START Recorded data

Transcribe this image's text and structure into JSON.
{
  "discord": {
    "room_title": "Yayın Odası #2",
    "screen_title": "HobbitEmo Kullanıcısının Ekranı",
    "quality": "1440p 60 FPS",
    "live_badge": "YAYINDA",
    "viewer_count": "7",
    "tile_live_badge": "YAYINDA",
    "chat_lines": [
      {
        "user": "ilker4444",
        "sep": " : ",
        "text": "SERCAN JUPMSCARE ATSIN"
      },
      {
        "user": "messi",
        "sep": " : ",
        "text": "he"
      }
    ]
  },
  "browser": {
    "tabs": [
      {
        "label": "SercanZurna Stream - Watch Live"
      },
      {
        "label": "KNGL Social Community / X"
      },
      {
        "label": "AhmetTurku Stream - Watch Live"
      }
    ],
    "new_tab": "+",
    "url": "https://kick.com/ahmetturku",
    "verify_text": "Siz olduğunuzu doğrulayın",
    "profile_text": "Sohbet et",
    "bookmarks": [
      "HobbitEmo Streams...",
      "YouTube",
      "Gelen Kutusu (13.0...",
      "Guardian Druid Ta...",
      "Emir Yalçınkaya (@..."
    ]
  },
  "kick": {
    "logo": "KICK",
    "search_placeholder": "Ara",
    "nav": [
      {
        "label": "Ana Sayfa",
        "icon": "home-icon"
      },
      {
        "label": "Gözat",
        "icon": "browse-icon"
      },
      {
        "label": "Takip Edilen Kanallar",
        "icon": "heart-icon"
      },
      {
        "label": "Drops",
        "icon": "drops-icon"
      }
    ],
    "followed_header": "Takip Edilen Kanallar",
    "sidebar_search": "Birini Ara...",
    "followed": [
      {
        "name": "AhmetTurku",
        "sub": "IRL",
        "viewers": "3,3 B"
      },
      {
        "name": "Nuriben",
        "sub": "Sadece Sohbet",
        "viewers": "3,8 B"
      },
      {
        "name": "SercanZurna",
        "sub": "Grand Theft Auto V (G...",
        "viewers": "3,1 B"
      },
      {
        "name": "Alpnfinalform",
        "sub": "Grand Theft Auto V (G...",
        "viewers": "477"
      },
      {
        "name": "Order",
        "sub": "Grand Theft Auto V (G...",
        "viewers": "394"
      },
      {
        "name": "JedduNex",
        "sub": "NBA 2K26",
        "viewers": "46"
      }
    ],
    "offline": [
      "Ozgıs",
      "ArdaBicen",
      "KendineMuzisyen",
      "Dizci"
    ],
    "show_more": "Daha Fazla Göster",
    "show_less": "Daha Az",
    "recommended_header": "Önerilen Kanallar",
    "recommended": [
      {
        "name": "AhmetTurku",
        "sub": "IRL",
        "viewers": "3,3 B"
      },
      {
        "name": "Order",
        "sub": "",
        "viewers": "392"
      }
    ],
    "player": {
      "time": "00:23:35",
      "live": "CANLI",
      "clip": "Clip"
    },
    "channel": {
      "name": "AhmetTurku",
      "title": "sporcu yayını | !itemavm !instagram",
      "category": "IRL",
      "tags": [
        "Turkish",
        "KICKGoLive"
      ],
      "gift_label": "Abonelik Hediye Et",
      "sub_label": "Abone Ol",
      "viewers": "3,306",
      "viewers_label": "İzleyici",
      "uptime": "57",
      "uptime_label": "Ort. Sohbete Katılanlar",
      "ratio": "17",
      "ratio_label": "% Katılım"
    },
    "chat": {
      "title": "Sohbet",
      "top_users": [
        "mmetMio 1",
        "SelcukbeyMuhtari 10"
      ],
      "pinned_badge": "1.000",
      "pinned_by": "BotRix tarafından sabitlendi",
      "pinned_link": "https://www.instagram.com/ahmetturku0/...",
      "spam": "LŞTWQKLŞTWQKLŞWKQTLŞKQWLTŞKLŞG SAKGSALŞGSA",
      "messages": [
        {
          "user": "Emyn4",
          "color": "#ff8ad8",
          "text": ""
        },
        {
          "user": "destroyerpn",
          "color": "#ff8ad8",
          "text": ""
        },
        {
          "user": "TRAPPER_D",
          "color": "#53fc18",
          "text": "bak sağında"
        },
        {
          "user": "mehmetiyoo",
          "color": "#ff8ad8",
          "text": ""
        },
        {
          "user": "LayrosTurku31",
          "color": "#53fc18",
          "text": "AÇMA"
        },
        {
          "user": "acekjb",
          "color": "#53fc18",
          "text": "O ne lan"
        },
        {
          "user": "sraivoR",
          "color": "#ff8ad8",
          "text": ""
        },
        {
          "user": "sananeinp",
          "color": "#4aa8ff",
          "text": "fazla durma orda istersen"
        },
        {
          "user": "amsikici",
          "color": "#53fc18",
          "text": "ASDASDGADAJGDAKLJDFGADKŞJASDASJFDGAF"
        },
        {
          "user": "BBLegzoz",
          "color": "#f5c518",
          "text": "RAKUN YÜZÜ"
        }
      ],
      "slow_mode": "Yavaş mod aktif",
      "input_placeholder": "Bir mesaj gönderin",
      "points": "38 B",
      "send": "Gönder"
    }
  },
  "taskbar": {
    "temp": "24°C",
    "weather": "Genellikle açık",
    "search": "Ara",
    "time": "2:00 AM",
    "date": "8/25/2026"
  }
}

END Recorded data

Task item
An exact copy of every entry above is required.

Solution below
Transcribe this image's text and structure into JSON.
{
  "discord": {
    "room_title": "Yayın Odası #2",
    "screen_title": "HobbitEmo Kullanıcısının Ekranı",
    "quality": "1440p 60 FPS",
    "live_badge": "YAYINDA",
    "viewer_count": "7",
    "tile_live_badge": "YAYINDA",
    "chat_lines": [
      {
        "user": "ilker4444",
        "sep": " : ",
        "text": "SERCAN JUPMSCARE ATSIN"
      },
      {
        "user": "messi",
        "sep": " : ",
        "text": "he"
      }
    ]
  },
  "browser": {
    "tabs": [
      {
        "label": "SercanZurna Stream - Watch Live"
      },
      {
        "label": "KNGL Social Community / X"
      },
      {
        "label": "AhmetTurku Stream - Watch Live"
      }
    ],
    "new_tab": "+",
    "url": "https://kick.com/ahmetturku",
    "verify_text": "Siz olduğunuzu doğrulayın",
    "profile_text": "Sohbet et",
    "bookmarks": [
      "HobbitEmo Streams...",
      "YouTube",
      "Gelen Kutusu (13.0...",
      "Guardian Druid Ta...",
      "Emir Yalçınkaya (@..."
    ]
  },
  "kick": {
    "logo": "KICK",
    "search_placeholder": "Ara",
    "nav": [
      {
        "label": "Ana Sayfa",
        "icon": "home-icon"
      },
      {
        "label": "Gözat",
        "icon": "browse-icon"
      },
      {
        "label": "Takip Edilen Kanallar",
        "icon": "heart-icon"
      },
      {
        "label": "Drops",
        "icon": "drops-icon"
      }
    ],
    "followed_header": "Takip Edilen Kanallar",
    "sidebar_search": "Birini Ara...",
    "followed": [
      {
        "name": "AhmetTurku",
        "sub": "IRL",
        "viewers": "3,3 B"
      },
      {
        "name": "Nuriben",
        "sub": "Sadece Sohbet",
        "viewers": "3,8 B"
      },
      {
        "name": "SercanZurna",
        "sub": "Grand Theft Auto V (G...",
        "viewers": "3,1 B"
      },
      {
        "name": "Alpnfinalform",
        "sub": "Grand Theft Auto V (G...",
        "viewers": "477"
      },
      {
        "name": "Order",
        "sub": "Grand Theft Auto V (G...",
        "viewers": "394"
      },
      {
        "name": "JedduNex",
        "sub": "NBA 2K26",
        "viewers": "46"
      }
    ],
    "offline": [
      "Ozgıs",
      "ArdaBicen",
      "KendineMuzisyen",
      "Dizci"
    ],
    "show_more": "Daha Fazla Göster",
    "show_less": "Daha Az",
    "recommended_header": "Önerilen Kanallar",
    "recommended": [
      {
        "name": "AhmetTurku",
        "sub": "IRL",
        "viewers": "3,3 B"
      },
      {
        "name": "Order",
        "sub": "",
        "viewers": "392"
      }
    ],
    "player": {
      "time": "00:23:35",
      "live": "CANLI",
      "clip": "Clip"
    },
    "channel": {
      "name": "AhmetTurku",
      "title": "sporcu yayını | !itemavm !instagram",
      "category": "IRL",
      "tags": [
        "Turkish",
        "KICKGoLive"
      ],
      "gift_label": "Abonelik Hediye Et",
      "sub_label": "Abone Ol",
      "viewers": "3,306",
      "viewers_label": "İzleyici",
      "uptime": "57",
      "uptime_label": "Ort. Sohbete Katılanlar",
      "ratio": "17",
      "ratio_label": "% Katılım"
    },
    "chat": {
      "title": "Sohbet",
      "top_users": [
        "mmetMio 1",
        "SelcukbeyMuhtari 10"
      ],
      "pinned_badge": "1.000",
      "pinned_by": "BotRix tarafından sabitlendi",
      "pinned_link": "https://www.instagram.com/ahmetturku0/...",
      "spam": "LŞTWQKLŞTWQKLŞWKQTLŞKQWLTŞKLŞG SAKGSALŞGSA",
      "messages": [
        {
          "user": "Emyn4",
          "color": "#ff8ad8",
          "text": ""
        },
        {
          "user": "destroyerpn",
          "color": "#ff8ad8",
          "text": ""
        },
        {
          "user": "TRAPPER_D",
          "color": "#53fc18",
          "text": "bak sağında"
        },
        {
          "user": "mehmetiyoo",
          "color": "#ff8ad8",
          "text": ""
        },
        {
          "user": "LayrosTurku31",
          "color": "#53fc18",
          "text": "AÇMA"
        },
        {
          "user": "acekjb",
          "color": "#53fc18",
          "text": "O ne lan"
        },
        {
          "user": "sraivoR",
          "color": "#ff8ad8",
          "text": ""
        },
        {
          "user": "sananeinp",
          "color": "#4aa8ff",
          "text": "fazla durma orda istersen"
        },
        {
          "user": "amsikici",
          "color": "#53fc18",
          "text": "ASDASDGADAJGDAKLJDFGADKŞJASDASJFDGAF"
        },
        {
          "user": "BBLegzoz",
          "color": "#f5c518",
          "text": "RAKUN YÜZÜ"
        }
      ],
      "slow_mode": "Yavaş mod aktif",
      "input_placeholder": "Bir mesaj gönderin",
      "points": "38 B",
      "send": "Gönder"
    }
  },
  "taskbar": {
    "temp": "24°C",
    "weather": "Genellikle açık",
    "search": "Ara",
    "time": "2:00 AM",
    "date": "8/25/2026"
  }
}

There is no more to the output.